What you will do → Each line of the listing is to be copied exactly.

-*-

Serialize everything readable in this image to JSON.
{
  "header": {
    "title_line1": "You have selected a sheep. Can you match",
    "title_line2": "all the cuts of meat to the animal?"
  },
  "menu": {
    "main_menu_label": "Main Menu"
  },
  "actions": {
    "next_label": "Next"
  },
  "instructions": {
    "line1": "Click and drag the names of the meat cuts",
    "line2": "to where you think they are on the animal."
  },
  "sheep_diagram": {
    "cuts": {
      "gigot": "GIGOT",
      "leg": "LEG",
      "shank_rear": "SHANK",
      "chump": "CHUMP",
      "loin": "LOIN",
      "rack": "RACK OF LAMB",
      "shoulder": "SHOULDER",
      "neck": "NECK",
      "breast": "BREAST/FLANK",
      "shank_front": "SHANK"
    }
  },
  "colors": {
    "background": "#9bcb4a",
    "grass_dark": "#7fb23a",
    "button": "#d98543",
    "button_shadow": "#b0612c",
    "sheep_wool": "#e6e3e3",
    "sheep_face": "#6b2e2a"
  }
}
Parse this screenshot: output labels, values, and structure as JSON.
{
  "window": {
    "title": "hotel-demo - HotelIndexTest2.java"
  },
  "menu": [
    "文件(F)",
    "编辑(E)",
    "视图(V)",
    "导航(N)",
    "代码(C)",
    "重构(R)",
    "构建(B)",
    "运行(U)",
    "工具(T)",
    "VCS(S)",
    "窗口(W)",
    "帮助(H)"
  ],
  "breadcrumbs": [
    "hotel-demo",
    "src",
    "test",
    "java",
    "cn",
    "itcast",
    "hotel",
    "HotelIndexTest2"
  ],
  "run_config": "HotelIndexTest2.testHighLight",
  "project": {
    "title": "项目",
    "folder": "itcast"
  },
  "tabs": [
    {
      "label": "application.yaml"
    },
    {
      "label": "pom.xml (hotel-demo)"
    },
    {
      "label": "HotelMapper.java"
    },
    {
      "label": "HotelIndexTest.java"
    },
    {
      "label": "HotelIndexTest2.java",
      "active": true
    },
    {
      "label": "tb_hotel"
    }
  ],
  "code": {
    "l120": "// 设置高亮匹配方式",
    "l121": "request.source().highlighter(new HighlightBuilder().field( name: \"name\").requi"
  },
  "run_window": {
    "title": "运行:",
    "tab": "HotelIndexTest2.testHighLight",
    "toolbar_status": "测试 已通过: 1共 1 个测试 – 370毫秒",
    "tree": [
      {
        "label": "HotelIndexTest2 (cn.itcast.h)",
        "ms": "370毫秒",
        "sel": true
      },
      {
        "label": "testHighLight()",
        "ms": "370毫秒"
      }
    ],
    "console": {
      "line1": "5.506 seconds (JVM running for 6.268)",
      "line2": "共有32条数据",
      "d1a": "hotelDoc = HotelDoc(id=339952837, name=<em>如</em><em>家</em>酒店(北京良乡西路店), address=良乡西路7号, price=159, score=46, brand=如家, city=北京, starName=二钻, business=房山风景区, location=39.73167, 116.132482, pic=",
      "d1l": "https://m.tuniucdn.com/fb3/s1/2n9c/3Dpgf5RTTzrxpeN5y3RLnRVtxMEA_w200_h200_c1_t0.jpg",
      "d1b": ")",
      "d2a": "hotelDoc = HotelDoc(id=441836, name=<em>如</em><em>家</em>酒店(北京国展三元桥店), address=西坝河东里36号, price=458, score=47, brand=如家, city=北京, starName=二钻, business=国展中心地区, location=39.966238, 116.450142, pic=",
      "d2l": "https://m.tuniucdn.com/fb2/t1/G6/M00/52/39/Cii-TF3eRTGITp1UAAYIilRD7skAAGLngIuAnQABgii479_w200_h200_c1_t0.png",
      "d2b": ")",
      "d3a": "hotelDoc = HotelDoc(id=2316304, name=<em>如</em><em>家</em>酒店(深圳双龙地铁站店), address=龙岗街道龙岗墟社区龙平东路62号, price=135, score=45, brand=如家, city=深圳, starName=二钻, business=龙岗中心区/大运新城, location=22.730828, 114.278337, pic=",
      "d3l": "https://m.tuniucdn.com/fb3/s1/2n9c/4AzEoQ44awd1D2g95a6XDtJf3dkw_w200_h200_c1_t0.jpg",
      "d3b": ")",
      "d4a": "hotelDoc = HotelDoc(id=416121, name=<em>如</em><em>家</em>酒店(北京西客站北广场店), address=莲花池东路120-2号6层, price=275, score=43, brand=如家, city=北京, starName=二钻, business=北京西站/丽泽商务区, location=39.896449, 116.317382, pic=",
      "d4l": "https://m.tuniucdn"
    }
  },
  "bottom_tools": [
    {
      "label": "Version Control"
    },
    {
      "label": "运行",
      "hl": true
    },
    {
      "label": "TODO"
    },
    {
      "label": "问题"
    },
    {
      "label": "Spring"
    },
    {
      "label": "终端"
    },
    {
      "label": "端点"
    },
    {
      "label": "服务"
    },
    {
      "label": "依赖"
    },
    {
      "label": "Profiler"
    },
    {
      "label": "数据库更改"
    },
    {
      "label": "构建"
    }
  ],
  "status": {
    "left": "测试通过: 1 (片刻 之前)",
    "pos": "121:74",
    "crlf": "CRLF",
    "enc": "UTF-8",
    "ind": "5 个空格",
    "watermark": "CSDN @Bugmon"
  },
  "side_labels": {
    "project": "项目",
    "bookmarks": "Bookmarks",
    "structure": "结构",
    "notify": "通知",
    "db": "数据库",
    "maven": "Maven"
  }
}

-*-

Answer space →
Serialize everything readable in this image to JSON.
{
  "header": {
    "title_line1": "You have selected a sheep. Can you match",
    "title_line2": "all the cuts of meat to the animal?"
  },
  "menu": {
    "main_menu_label": "Main Menu"
  },
  "actions": {
    "next_label": "Next"
  },
  "instructions": {
    "line1": "Click and drag the names of the meat cuts",
    "line2": "to where you think they are on the animal."
  },
  "sheep_diagram": {
    "cuts": {
      "gigot": "GIGOT",
      "leg": "LEG",
      "shank_rear": "SHANK",
      "chump": "CHUMP",
      "loin": "LOIN",
      "rack": "RACK OF LAMB",
      "shoulder": "SHOULDER",
      "neck": "NECK",
      "breast": "BREAST/FLANK",
      "shank_front": "SHANK"
    }
  },
  "colors": {
    "background": "#9bcb4a",
    "grass_dark": "#7fb23a",
    "button": "#d98543",
    "button_shadow": "#b0612c",
    "sheep_wool": "#e6e3e3",
    "sheep_face": "#6b2e2a"
  }
}
Parse this screenshot: output labels, values, and structure as JSON.
{
  "window": {
    "title": "hotel-demo - HotelIndexTest2.java"
  },
  "menu": [
    "文件(F)",
    "编辑(E)",
    "视图(V)",
    "导航(N)",
    "代码(C)",
    "重构(R)",
    "构建(B)",
    "运行(U)",
    "工具(T)",
    "VCS(S)",
    "窗口(W)",
    "帮助(H)"
  ],
  "breadcrumbs": [
    "hotel-demo",
    "src",
    "test",
    "java",
    "cn",
    "itcast",
    "hotel",
    "HotelIndexTest2"
  ],
  "run_config": "HotelIndexTest2.testHighLight",
  "project": {
    "title": "项目",
    "folder": "itcast"
  },
  "tabs": [
    {
      "label": "application.yaml"
    },
    {
      "label": "pom.xml (hotel-demo)"
    },
    {
      "label": "HotelMapper.java"
    },
    {
      "label": "HotelIndexTest.java"
    },
    {
      "label": "HotelIndexTest2.java",
      "active": true
    },
    {
      "label": "tb_hotel"
    }
  ],
  "code": {
    "l120": "// 设置高亮匹配方式",
    "l121": "request.source().highlighter(new HighlightBuilder().field( name: \"name\").requi"
  },
  "run_window": {
    "title": "运行:",
    "tab": "HotelIndexTest2.testHighLight",
    "toolbar_status": "测试 已通过: 1共 1 个测试 – 370毫秒",
    "tree": [
      {
        "label": "HotelIndexTest2 (cn.itcast.h)",
        "ms": "370毫秒",
        "sel": true
      },
      {
        "label": "testHighLight()",
        "ms": "370毫秒"
      }
    ],
    "console": {
      "line1": "5.506 seconds (JVM running for 6.268)",
      "line2": "共有32条数据",
      "d1a": "hotelDoc = HotelDoc(id=339952837, name=<em>如</em><em>家</em>酒店(北京良乡西路店), address=良乡西路7号, price=159, score=46, brand=如家, city=北京, starName=二钻, business=房山风景区, location=39.73167, 116.132482, pic=",
      "d1l": "https://m.tuniucdn.com/fb3/s1/2n9c/3Dpgf5RTTzrxpeN5y3RLnRVtxMEA_w200_h200_c1_t0.jpg",
      "d1b": ")",
      "d2a": "hotelDoc = HotelDoc(id=441836, name=<em>如</em><em>家</em>酒店(北京国展三元桥店), address=西坝河东里36号, price=458, score=47, brand=如家, city=北京, starName=二钻, business=国展中心地区, location=39.966238, 116.450142, pic=",
      "d2l": "https://m.tuniucdn.com/fb2/t1/G6/M00/52/39/Cii-TF3eRTGITp1UAAYIilRD7skAAGLngIuAnQABgii479_w200_h200_c1_t0.png",
      "d2b": ")",
      "d3a": "hotelDoc = HotelDoc(id=2316304, name=<em>如</em><em>家</em>酒店(深圳双龙地铁站店), address=龙岗街道龙岗墟社区龙平东路62号, price=135, score=45, brand=如家, city=深圳, starName=二钻, business=龙岗中心区/大运新城, location=22.730828, 114.278337, pic=",
      "d3l": "https://m.tuniucdn.com/fb3/s1/2n9c/4AzEoQ44awd1D2g95a6XDtJf3dkw_w200_h200_c1_t0.jpg",
      "d3b": ")",
      "d4a": "hotelDoc = HotelDoc(id=416121, name=<em>如</em><em>家</em>酒店(北京西客站北广场店), address=莲花池东路120-2号6层, price=275, score=43, brand=如家, city=北京, starName=二钻, business=北京西站/丽泽商务区, location=39.896449, 116.317382, pic=",
      "d4l": "https://m.tuniucdn"
    }
  },
  "bottom_tools": [
    {
      "label": "Version Control"
    },
    {
      "label": "运行",
      "hl": true
    },
    {
      "label": "TODO"
    },
    {
      "label": "问题"
    },
    {
      "label": "Spring"
    },
    {
      "label": "终端"
    },
    {
      "label": "端点"
    },
    {
      "label": "服务"
    },
    {
      "label": "依赖"
    },
    {
      "label": "Profiler"
    },
    {
      "label": "数据库更改"
    },
    {
      "label": "构建"
    }
  ],
  "status": {
    "left": "测试通过: 1 (片刻 之前)",
    "pos": "121:74",
    "crlf": "CRLF",
    "enc": "UTF-8",
    "ind": "5 个空格",
    "watermark": "CSDN @Bugmon"
  },
  "side_labels": {
    "project": "项目",
    "bookmarks": "Bookmarks",
    "structure": "结构",
    "notify": "通知",
    "db": "数据库",
    "maven": "Maven"
  }
}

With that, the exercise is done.